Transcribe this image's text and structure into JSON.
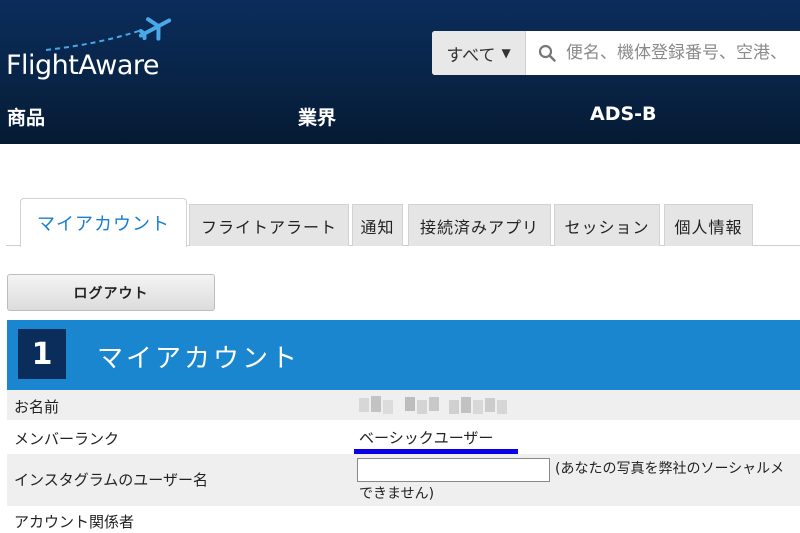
{
  "header": {
    "logo_text": "FlightAware",
    "search": {
      "scope_label": "すべて",
      "placeholder": "便名、機体登録番号、空港、"
    },
    "nav": [
      "商品",
      "業界",
      "ADS-B"
    ]
  },
  "tabs": [
    "マイアカウント",
    "フライトアラート",
    "通知",
    "接続済みアプリ",
    "セッション",
    "個人情報"
  ],
  "logout_label": "ログアウト",
  "section": {
    "number": "1",
    "title": "マイアカウント"
  },
  "account": {
    "name_label": "お名前",
    "rank_label": "メンバーランク",
    "rank_value": "ベーシックユーザー",
    "instagram_label": "インスタグラムのユーザー名",
    "instagram_note_line1": "(あなたの写真を弊社のソーシャルメ",
    "instagram_note_line2": "できません)",
    "related_label": "アカウント関係者"
  },
  "colors": {
    "header_bg": "#0b2d5c",
    "accent": "#1a86d0",
    "active_tab_text": "#1a7fd0",
    "annotation_underline": "#0a00e8"
  },
  "icons": [
    "plane-icon",
    "search-icon",
    "caret-down-icon"
  ]
}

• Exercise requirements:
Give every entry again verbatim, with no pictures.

• Output below:
Transcribe this image's text and structure into JSON.
{
  "header": {
    "logo_text": "FlightAware",
    "search": {
      "scope_label": "すべて",
      "placeholder": "便名、機体登録番号、空港、"
    },
    "nav": [
      "商品",
      "業界",
      "ADS-B"
    ]
  },
  "tabs": [
    "マイアカウント",
    "フライトアラート",
    "通知",
    "接続済みアプリ",
    "セッション",
    "個人情報"
  ],
  "logout_label": "ログアウト",
  "section": {
    "number": "1",
    "title": "マイアカウント"
  },
  "account": {
    "name_label": "お名前",
    "rank_label": "メンバーランク",
    "rank_value": "ベーシックユーザー",
    "instagram_label": "インスタグラムのユーザー名",
    "instagram_note_line1": "(あなたの写真を弊社のソーシャルメ",
    "instagram_note_line2": "できません)",
    "related_label": "アカウント関係者"
  },
  "colors": {
    "header_bg": "#0b2d5c",
    "accent": "#1a86d0",
    "active_tab_text": "#1a7fd0",
    "annotation_underline": "#0a00e8"
  },
  "icons": [
    "plane-icon",
    "search-icon",
    "caret-down-icon"
  ]
}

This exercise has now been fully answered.